In a recent post, Seth Godin describes the concept of using a “little shovel” to gain acceptance of an idea. In it, he asserts:
If you want to dig a big hole, you need to stay in one place.
If you walk around town with a little shovel, you’ll just end up digging thousands of little holes, not one big one.
As a trainer focused on teaching the hows and whys of using collaborative/ enterprise 2.0 tools, I take this advice to heart. In some of classes I teach, I see a wide range of individuals from across the organization. This provides opportunities for students to share widely diverse strategies and thoughts on using the tools. But sometimes this seems like using a little shovel…
My team also frequently reaches out to specific groups to arrange “bulk” training for a team to quickly get up to speed together. By continuing to push on teams that indicate some receptivity, we often find we’re able to gain some decent ground. Staying still and using a big shovel digs a deeper hole.
What strategy have you found works best?
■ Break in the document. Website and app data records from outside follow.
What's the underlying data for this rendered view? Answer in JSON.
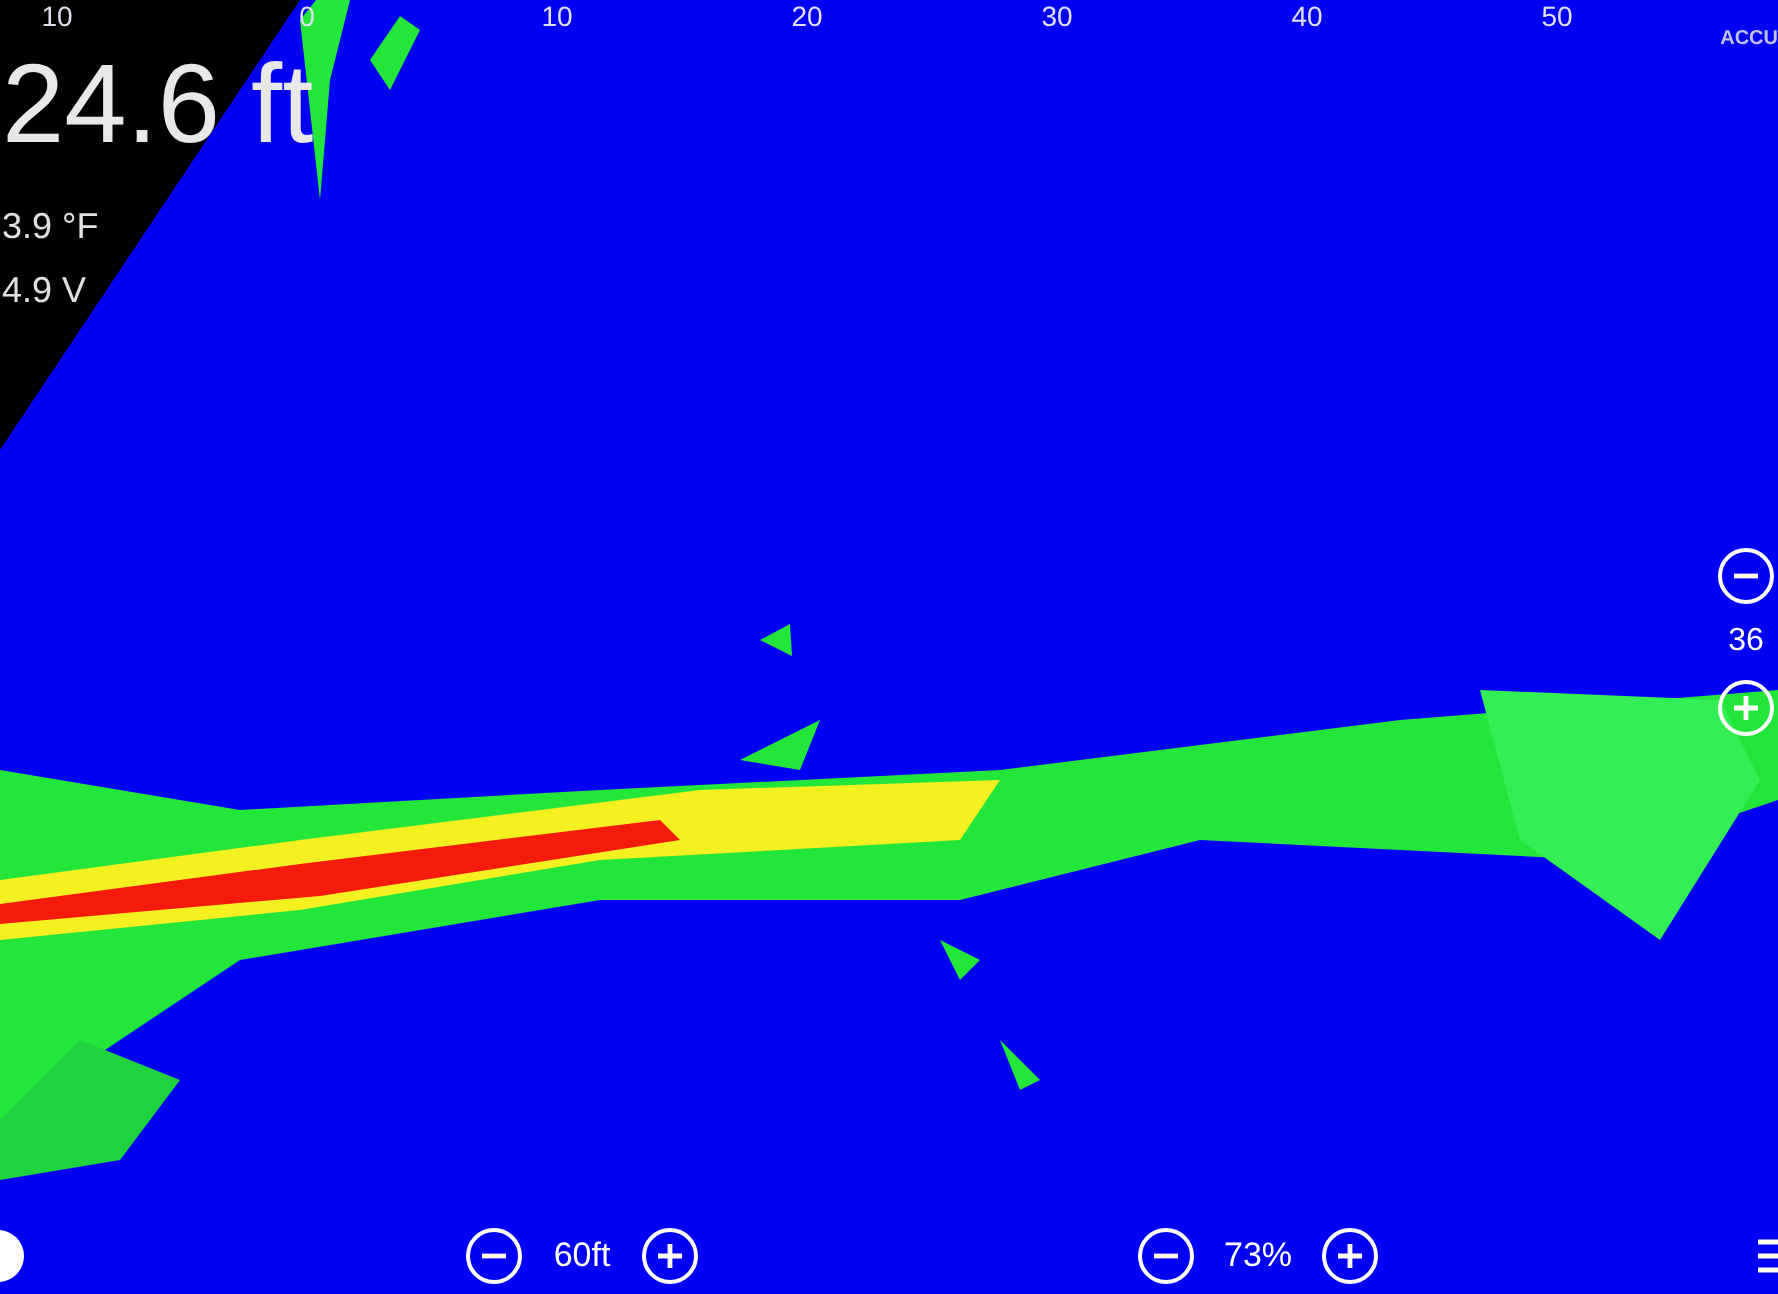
{
  "axis": {
    "ticks": [
      "10",
      "0",
      "10",
      "20",
      "30",
      "40",
      "50"
    ]
  },
  "brand": "ACCU",
  "readout": {
    "depth": "24.6 ft",
    "temperature": "3.9 °F",
    "voltage": "4.9 V"
  },
  "side_control": {
    "value": "36"
  },
  "bottom_controls": [
    {
      "value": "60ft"
    },
    {
      "value": "73%"
    }
  ]
}
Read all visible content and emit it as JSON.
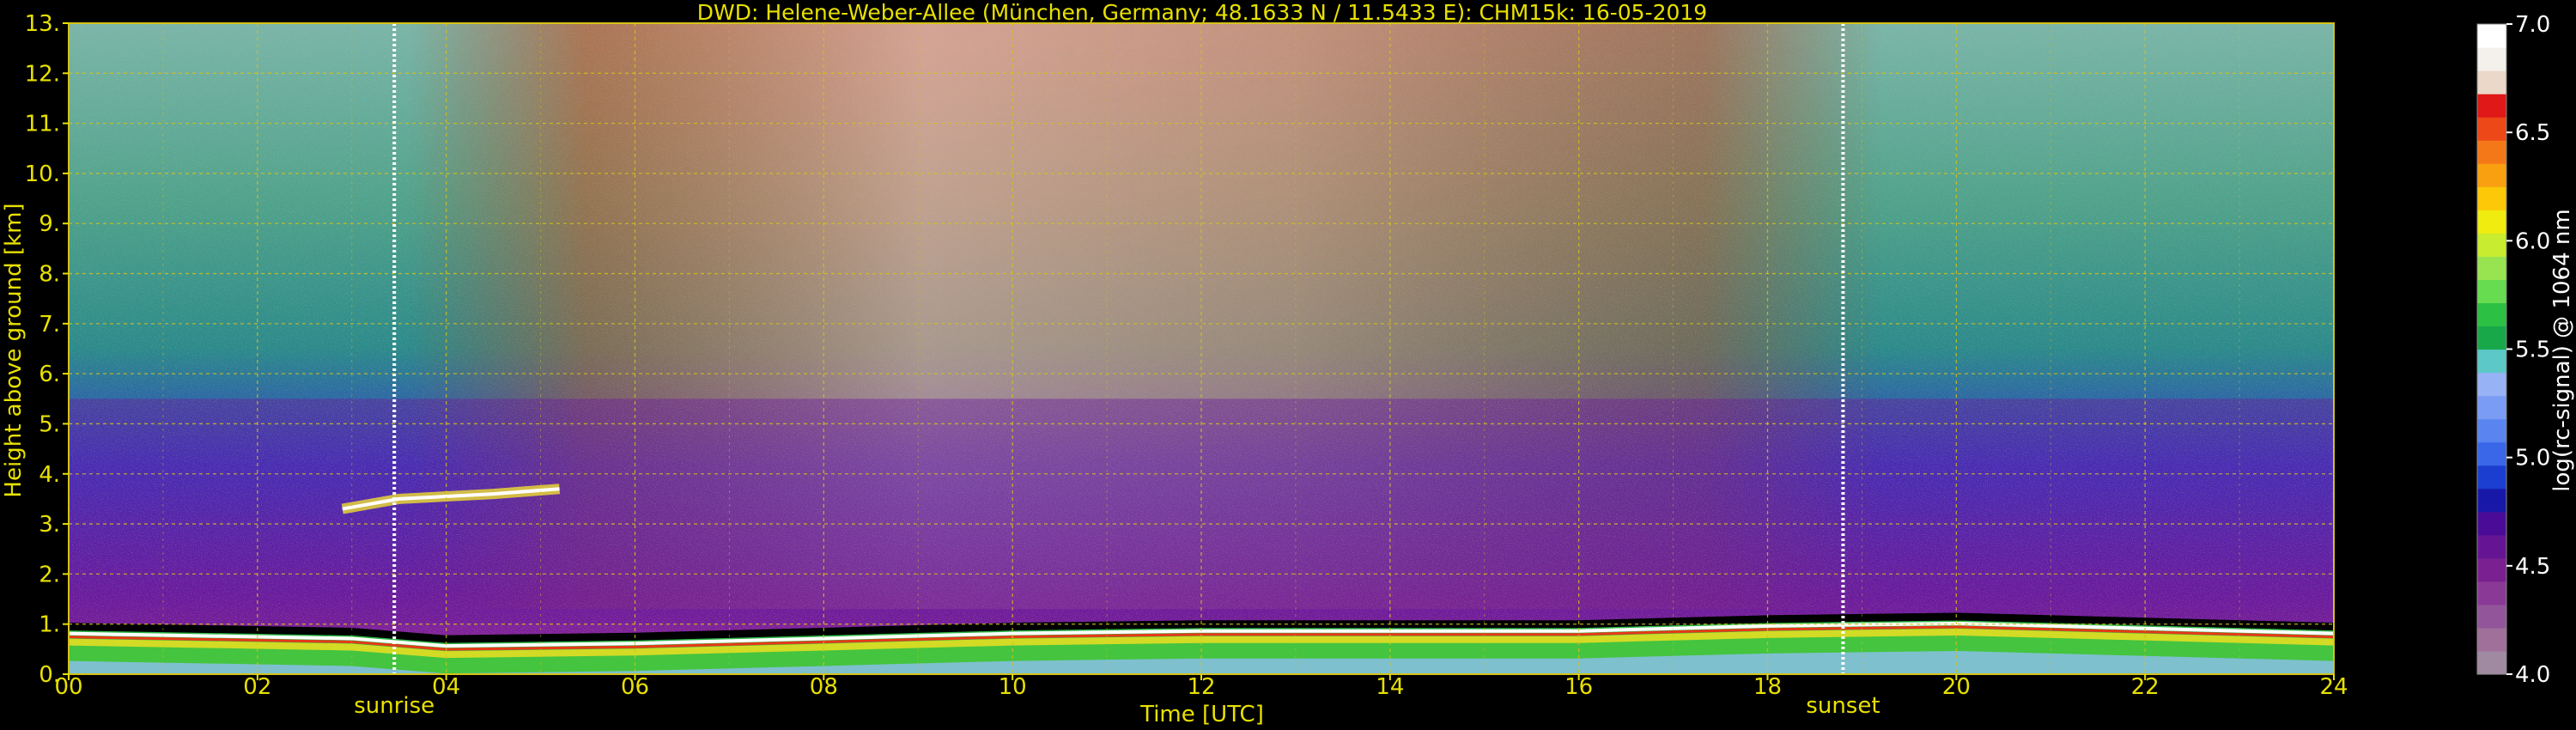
{
  "chart_data": {
    "type": "heatmap",
    "title": "DWD: Helene-Weber-Allee (München, Germany; 48.1633 N / 11.5433 E):    CHM15k: 16-05-2019",
    "xlabel": "Time [UTC]",
    "ylabel": "Height above ground [km]",
    "xlim": [
      0,
      24
    ],
    "ylim": [
      0,
      13
    ],
    "x_ticks": [
      "00",
      "02",
      "04",
      "06",
      "08",
      "10",
      "12",
      "14",
      "16",
      "18",
      "20",
      "22",
      "24"
    ],
    "y_ticks": [
      "0.",
      "1.",
      "2.",
      "3.",
      "4.",
      "5.",
      "6.",
      "7.",
      "8.",
      "9.",
      "10.",
      "11.",
      "12.",
      "13."
    ],
    "grid": true,
    "grid_color": "#d4c21a",
    "events": [
      {
        "label": "sunrise",
        "time": 3.45
      },
      {
        "label": "sunset",
        "time": 18.8
      }
    ],
    "colorbar": {
      "label": "log(rc-signal) @ 1064 nm",
      "range": [
        4.0,
        7.0
      ],
      "ticks": [
        "4.0",
        "4.5",
        "5.0",
        "5.5",
        "6.0",
        "6.5",
        "7.0"
      ],
      "colors": [
        "#a08aa2",
        "#a0709a",
        "#93559a",
        "#8a3a96",
        "#7a2090",
        "#651594",
        "#4a0c96",
        "#1818a8",
        "#1c3ed0",
        "#3a66e8",
        "#5a84f0",
        "#7a9cf4",
        "#98b2f6",
        "#5cc8c8",
        "#18a84a",
        "#2cc044",
        "#68dc50",
        "#98e450",
        "#c8ec30",
        "#f0ec10",
        "#fcc808",
        "#f8a010",
        "#f47818",
        "#ec4818",
        "#e01818",
        "#ecd8c8",
        "#f4f0ec",
        "#ffffff"
      ]
    },
    "features": [
      {
        "name": "boundary-layer-top",
        "x": [
          0,
          3,
          4,
          6,
          8,
          10,
          12,
          14,
          16,
          18,
          20,
          22,
          24
        ],
        "y": [
          0.95,
          0.85,
          0.7,
          0.75,
          0.85,
          0.95,
          1.0,
          1.0,
          1.0,
          1.1,
          1.15,
          1.05,
          0.95
        ]
      },
      {
        "name": "elevated-cloud-layer",
        "x": [
          2.9,
          3.5,
          4.5,
          5.2
        ],
        "y": [
          3.3,
          3.5,
          3.6,
          3.7
        ]
      }
    ]
  }
}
Going broad to get a smattering of committed folks across the organization (i.e., in a grassroots manner) or going deep and pursuing more wholesale adoption with teams and groups?